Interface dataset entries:

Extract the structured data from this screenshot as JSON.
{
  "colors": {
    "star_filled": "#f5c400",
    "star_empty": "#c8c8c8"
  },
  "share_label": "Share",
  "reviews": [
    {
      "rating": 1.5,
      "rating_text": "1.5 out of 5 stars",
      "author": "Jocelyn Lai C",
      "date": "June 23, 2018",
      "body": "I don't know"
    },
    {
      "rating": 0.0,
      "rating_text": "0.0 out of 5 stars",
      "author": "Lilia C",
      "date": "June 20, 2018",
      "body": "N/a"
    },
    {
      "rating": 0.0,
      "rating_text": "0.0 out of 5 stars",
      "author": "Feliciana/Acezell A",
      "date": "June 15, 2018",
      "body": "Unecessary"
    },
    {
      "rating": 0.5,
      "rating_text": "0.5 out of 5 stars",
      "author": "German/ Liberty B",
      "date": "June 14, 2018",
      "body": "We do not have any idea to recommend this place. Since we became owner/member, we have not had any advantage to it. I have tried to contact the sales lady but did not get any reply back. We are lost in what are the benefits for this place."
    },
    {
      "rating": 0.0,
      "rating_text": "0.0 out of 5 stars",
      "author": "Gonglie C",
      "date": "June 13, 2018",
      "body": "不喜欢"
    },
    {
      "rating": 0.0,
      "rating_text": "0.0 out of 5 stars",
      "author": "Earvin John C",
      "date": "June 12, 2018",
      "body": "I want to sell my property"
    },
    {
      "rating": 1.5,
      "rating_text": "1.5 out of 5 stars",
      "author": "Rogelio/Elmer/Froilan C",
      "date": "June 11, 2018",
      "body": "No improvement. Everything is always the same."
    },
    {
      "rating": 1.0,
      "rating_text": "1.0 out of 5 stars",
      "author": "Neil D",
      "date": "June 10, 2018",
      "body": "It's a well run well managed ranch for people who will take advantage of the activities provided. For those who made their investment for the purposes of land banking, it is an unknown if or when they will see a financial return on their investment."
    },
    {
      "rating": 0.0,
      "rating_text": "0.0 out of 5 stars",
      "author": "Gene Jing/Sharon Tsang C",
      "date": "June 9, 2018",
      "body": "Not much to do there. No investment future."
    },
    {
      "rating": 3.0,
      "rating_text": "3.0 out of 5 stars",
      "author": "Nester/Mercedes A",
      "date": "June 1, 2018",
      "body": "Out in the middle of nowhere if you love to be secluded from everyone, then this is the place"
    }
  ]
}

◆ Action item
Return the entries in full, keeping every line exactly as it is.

◆ Task solution
Extract the structured data from this screenshot as JSON.
{
  "colors": {
    "star_filled": "#f5c400",
    "star_empty": "#c8c8c8"
  },
  "share_label": "Share",
  "reviews": [
    {
      "rating": 1.5,
      "rating_text": "1.5 out of 5 stars",
      "author": "Jocelyn Lai C",
      "date": "June 23, 2018",
      "body": "I don't know"
    },
    {
      "rating": 0.0,
      "rating_text": "0.0 out of 5 stars",
      "author": "Lilia C",
      "date": "June 20, 2018",
      "body": "N/a"
    },
    {
      "rating": 0.0,
      "rating_text": "0.0 out of 5 stars",
      "author": "Feliciana/Acezell A",
      "date": "June 15, 2018",
      "body": "Unecessary"
    },
    {
      "rating": 0.5,
      "rating_text": "0.5 out of 5 stars",
      "author": "German/ Liberty B",
      "date": "June 14, 2018",
      "body": "We do not have any idea to recommend this place. Since we became owner/member, we have not had any advantage to it. I have tried to contact the sales lady but did not get any reply back. We are lost in what are the benefits for this place."
    },
    {
      "rating": 0.0,
      "rating_text": "0.0 out of 5 stars",
      "author": "Gonglie C",
      "date": "June 13, 2018",
      "body": "不喜欢"
    },
    {
      "rating": 0.0,
      "rating_text": "0.0 out of 5 stars",
      "author": "Earvin John C",
      "date": "June 12, 2018",
      "body": "I want to sell my property"
    },
    {
      "rating": 1.5,
      "rating_text": "1.5 out of 5 stars",
      "author": "Rogelio/Elmer/Froilan C",
      "date": "June 11, 2018",
      "body": "No improvement. Everything is always the same."
    },
    {
      "rating": 1.0,
      "rating_text": "1.0 out of 5 stars",
      "author": "Neil D",
      "date": "June 10, 2018",
      "body": "It's a well run well managed ranch for people who will take advantage of the activities provided. For those who made their investment for the purposes of land banking, it is an unknown if or when they will see a financial return on their investment."
    },
    {
      "rating": 0.0,
      "rating_text": "0.0 out of 5 stars",
      "author": "Gene Jing/Sharon Tsang C",
      "date": "June 9, 2018",
      "body": "Not much to do there. No investment future."
    },
    {
      "rating": 3.0,
      "rating_text": "3.0 out of 5 stars",
      "author": "Nester/Mercedes A",
      "date": "June 1, 2018",
      "body": "Out in the middle of nowhere if you love to be secluded from everyone, then this is the place"
    }
  ]
}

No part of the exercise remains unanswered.